Collecting seal scat may be the best way to see how many salmon are being eaten by marine mammals.

The Nisqually Indian Tribe is investigating seal diets in South Sound following the rapid increase of the harbor seal population the past few decades.

In late 2016, tribal researchers began observing marine mammal predation on winter chum salmon on the lower Nisqually River.

Tribal staff are working with the Salish Sea Marine Survival Study to collect scat at three sites, including the mouth of the Nisqually River. Samples are sent to a lab to measure genetic content.

The impacts of marine mammal predation on salmon are potentially serious.

The Nisqually Tribe has fished a complete chum fishery only once in the last seven years, while fishermen have observed marine mammals eating a large number of chum.

“We’re concerned that up to one-third of the incoming chum run is intercepted by seals and sea lions before making it to the spawning grounds,” said David Troutt,the tribe’s natural resources director.

The tribe also has partnered with Washington Department of Fish and Wildlife, and the National Oceanic and Atmospheric Administration to study Nisqually steelhead survival rates by tracking harbor seal predation.
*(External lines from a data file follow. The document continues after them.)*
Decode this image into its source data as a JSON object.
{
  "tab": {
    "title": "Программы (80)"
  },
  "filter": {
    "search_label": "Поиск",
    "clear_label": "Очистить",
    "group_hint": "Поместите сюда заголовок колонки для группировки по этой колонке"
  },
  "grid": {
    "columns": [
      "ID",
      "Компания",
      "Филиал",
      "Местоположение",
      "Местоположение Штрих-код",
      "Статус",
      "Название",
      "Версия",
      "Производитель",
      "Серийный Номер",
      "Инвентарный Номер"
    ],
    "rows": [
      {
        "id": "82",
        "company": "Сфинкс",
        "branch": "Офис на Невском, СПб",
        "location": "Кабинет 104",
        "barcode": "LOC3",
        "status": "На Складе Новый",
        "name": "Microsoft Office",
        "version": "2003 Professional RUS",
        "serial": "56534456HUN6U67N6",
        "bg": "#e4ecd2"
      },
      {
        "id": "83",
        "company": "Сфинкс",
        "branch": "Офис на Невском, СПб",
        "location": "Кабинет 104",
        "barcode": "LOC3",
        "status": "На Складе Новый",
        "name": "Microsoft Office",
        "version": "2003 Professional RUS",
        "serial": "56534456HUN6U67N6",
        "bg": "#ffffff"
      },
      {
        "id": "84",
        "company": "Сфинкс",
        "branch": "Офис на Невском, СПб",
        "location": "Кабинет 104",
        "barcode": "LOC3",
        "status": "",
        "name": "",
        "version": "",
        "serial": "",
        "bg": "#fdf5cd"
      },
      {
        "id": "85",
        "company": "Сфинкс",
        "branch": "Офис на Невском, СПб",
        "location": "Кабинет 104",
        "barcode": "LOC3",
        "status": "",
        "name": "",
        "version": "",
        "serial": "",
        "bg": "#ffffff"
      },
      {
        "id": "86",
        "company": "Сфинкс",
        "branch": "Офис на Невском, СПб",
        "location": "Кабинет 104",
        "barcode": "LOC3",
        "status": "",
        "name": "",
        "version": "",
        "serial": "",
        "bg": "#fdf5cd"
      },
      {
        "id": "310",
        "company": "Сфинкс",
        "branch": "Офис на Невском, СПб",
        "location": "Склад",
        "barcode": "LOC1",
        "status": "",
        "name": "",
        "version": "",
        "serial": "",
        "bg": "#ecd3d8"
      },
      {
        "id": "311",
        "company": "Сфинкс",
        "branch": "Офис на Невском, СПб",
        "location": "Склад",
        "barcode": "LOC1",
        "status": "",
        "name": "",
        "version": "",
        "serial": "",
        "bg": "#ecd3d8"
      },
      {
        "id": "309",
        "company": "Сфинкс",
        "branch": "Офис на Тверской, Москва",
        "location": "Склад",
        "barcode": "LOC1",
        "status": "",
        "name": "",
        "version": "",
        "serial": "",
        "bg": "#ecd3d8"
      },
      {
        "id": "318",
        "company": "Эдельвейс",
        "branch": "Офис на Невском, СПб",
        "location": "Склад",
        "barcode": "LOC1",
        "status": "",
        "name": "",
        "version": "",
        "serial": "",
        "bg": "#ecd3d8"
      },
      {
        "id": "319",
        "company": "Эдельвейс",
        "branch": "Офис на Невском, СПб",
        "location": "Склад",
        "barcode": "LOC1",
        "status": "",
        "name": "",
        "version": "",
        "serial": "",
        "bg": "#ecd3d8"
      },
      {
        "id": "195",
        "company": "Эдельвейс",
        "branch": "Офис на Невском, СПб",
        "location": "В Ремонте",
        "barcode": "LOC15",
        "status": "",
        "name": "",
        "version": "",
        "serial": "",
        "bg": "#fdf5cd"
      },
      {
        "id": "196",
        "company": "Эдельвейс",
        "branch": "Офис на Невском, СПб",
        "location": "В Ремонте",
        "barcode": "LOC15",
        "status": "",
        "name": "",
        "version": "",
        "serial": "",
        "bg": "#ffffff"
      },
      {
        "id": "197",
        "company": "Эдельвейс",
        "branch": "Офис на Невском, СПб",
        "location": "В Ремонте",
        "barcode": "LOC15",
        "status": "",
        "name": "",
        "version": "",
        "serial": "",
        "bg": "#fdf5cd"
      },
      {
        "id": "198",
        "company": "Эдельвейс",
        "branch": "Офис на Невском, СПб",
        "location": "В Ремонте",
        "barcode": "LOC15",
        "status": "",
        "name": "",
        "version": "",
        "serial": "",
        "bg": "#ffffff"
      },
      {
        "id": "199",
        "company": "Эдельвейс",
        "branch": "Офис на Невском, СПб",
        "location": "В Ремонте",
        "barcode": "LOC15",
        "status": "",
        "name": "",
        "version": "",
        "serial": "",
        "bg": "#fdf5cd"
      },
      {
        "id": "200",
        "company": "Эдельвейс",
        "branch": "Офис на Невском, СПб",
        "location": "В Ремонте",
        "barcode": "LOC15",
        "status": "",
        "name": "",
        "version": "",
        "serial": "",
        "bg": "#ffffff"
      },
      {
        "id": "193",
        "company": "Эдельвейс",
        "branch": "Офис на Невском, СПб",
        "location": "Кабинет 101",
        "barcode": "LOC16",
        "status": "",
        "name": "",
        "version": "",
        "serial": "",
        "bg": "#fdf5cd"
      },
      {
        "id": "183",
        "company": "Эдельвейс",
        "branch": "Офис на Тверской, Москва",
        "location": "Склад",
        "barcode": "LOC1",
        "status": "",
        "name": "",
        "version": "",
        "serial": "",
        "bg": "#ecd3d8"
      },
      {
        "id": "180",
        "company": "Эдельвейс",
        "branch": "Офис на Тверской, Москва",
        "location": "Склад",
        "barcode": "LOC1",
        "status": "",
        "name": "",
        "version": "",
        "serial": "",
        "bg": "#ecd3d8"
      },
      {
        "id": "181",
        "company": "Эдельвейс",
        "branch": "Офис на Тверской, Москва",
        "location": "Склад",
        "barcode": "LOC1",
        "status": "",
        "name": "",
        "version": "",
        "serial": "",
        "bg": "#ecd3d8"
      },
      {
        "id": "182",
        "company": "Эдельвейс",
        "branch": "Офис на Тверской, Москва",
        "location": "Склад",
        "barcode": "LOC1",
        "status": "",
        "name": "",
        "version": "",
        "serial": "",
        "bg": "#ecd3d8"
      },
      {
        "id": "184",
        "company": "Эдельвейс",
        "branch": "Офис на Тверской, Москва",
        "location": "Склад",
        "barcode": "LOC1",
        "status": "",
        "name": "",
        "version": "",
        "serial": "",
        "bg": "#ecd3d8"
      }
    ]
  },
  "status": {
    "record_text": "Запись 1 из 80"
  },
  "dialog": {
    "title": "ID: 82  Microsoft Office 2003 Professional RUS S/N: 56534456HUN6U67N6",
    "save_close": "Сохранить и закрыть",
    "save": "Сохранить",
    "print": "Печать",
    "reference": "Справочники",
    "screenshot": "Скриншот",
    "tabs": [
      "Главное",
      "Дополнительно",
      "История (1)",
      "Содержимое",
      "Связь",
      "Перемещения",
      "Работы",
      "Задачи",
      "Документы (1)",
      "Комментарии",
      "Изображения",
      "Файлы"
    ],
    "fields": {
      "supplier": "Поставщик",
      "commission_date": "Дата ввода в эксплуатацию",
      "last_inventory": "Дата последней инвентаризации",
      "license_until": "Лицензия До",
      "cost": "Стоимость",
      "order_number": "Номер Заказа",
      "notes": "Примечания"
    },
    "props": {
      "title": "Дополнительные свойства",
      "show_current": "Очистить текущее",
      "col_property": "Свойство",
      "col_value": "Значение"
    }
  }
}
The partners inserted acoustic tags in steelhead and attached receivers onto harbor seals.

So far, researchers have found that the presence of other predators and prey might benefit salmon and steelhead. “In the places we knew there was orca activity, there was steelhead survival,” Troutt said. “We think the orcas either ate a lot of seals or chased them away and affected their behavior, resulting in more steelhead making it out to the ocean.”

Based on data from the acoustic tagging project, salmon and steelhead survival increased last year while seals apparently pursued anchovies.

“We want to see if that was a normal year, or if we were seeing something in isolation,” Troutt said. “By analyzing marine mammal scat and tracking Puget Sound survival of steelhead, we will get a much better idea of what makes up their diet and if they’re limiting salmon productivity.”